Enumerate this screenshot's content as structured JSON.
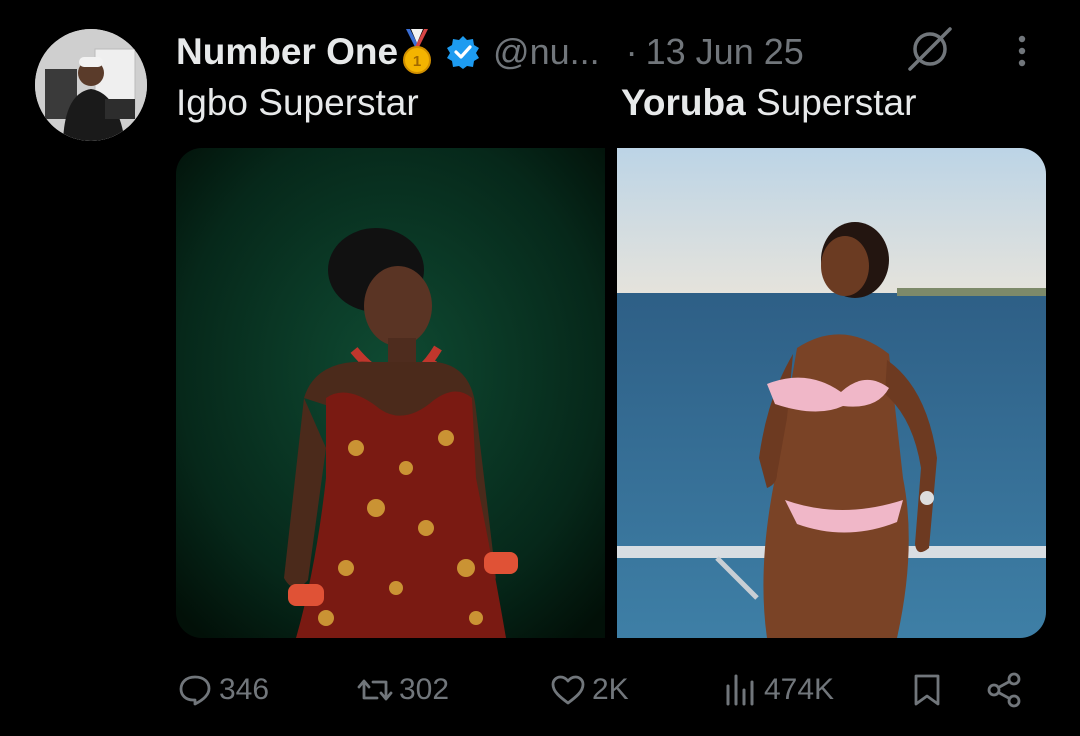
{
  "author": {
    "name": "Number One",
    "medal_emoji": "🥇",
    "verified_icon": "verified-badge-icon",
    "handle": "@nu...",
    "separator": "·",
    "date": "13 Jun 25"
  },
  "tweet": {
    "caption_left": "Igbo Superstar",
    "caption_right_bold": "Yoruba",
    "caption_right_rest": " Superstar"
  },
  "media": {
    "left_image": "Woman in red-and-gold print dress with coral beads against a dark green backdrop",
    "right_image": "Woman in pink bikini posing on a boat railing with the sea behind"
  },
  "actions": {
    "replies": "346",
    "reposts": "302",
    "likes": "2K",
    "views": "474K"
  },
  "colors": {
    "background": "#000000",
    "text": "#e7e9ea",
    "muted": "#71767b",
    "verified": "#1d9bf0"
  }
}
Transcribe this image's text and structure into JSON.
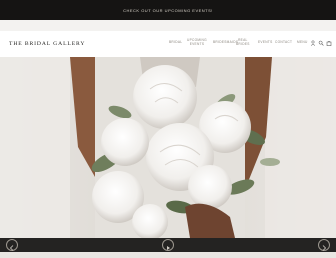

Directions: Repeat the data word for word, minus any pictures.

Exercise result:
Enumerate this screenshot's content as structured JSON.
{
  "author": {
    "name": "Number One",
    "medal_emoji": "🥇",
    "verified_icon": "verified-badge-icon",
    "handle": "@nu...",
    "separator": "·",
    "date": "13 Jun 25"
  },
  "tweet": {
    "caption_left": "Igbo Superstar",
    "caption_right_bold": "Yoruba",
    "caption_right_rest": " Superstar"
  },
  "media": {
    "left_image": "Woman in red-and-gold print dress with coral beads against a dark green backdrop",
    "right_image": "Woman in pink bikini posing on a boat railing with the sea behind"
  },
  "actions": {
    "replies": "346",
    "reposts": "302",
    "likes": "2K",
    "views": "474K"
  },
  "colors": {
    "background": "#000000",
    "text": "#e7e9ea",
    "muted": "#71767b",
    "verified": "#1d9bf0"
  }
}
Transcribe this image's text and structure into JSON.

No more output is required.